Listeriosis is a bacterium that is commonly found in meat and poultry as it maneuvers through the processing plant. While it does not commonly create health complications in humans, it can adversely affect those individuals with compromised immune systems, women who are pregnant, young children and even the elderly. For this reason, many processing plants are now looking for ways in which to reduce the risk for listeriosis in meats and poultry.
In an effort to control public health, the FDA has approved the use of cocktail virus that contain bacteriophage. Bacteriophage are specific virus that are designed to eat specific forms of bacterium. Without affecting human cells and meat products, the spray-on use of this new FDA approved virus destroys bacterium that would otherwise place humans at risk.
Without the use of the bacteria eating virus, individuals who are exposed to listeriosis are subjected to a variety of potential health complications. Fever, muscle aches, nausea, vomiting, diarrhea, headache, muscle stiffness and symptoms generally associated with the flu are quite common. For pregnant women, there is a risk for stillborn fetus and in the elderly and very young children, death may occur.
The meat and poultry at greatest risk for listeriosis infection are those that are pre-cooked and packaged as a ready-to-eat product. While cooking the products should result in destruction of any bacterial risk, there is still a risk for re-infection in some meat processing plants. While uncooked meats are also a risk, if cooked appropriately in your home, you reduce the risk for listeriosis infection.
For many American consumers, the news of a bacteria eating virus used in food products came as a surprise with some consumers increasingly concerned about the ready-to-eat products used in their diet. As a way in which to prevent further infection, the bacteriophage are built into a safe spray that is used in pre-cooked meats, providing protection against a public health complication involving listeriosis.
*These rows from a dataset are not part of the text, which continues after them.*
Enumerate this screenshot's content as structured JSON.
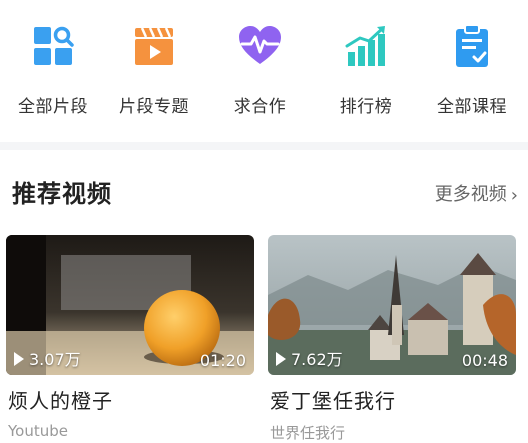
{
  "nav": [
    {
      "label": "全部片段",
      "icon": "grid-search-icon",
      "color": "#3aa0f0"
    },
    {
      "label": "片段专题",
      "icon": "clapperboard-icon",
      "color": "#f5923e"
    },
    {
      "label": "求合作",
      "icon": "heartbeat-icon",
      "color": "#8f63f0"
    },
    {
      "label": "排行榜",
      "icon": "bar-chart-icon",
      "color": "#2ec8c0"
    },
    {
      "label": "全部课程",
      "icon": "clipboard-check-icon",
      "color": "#2f9bf0"
    }
  ],
  "section": {
    "title": "推荐视频",
    "more": "更多视频",
    "more_icon": "chevron-right-icon"
  },
  "videos": [
    {
      "title": "烦人的橙子",
      "views": "3.07万",
      "duration": "01:20",
      "source": "Youtube"
    },
    {
      "title": "爱丁堡任我行",
      "views": "7.62万",
      "duration": "00:48",
      "source": "世界任我行"
    }
  ]
}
When concerned about your meat purchases, if the risk of listeriosis is of concern, consider cooking all meats in your home before consumption, even those that are labeled ready-to-eat.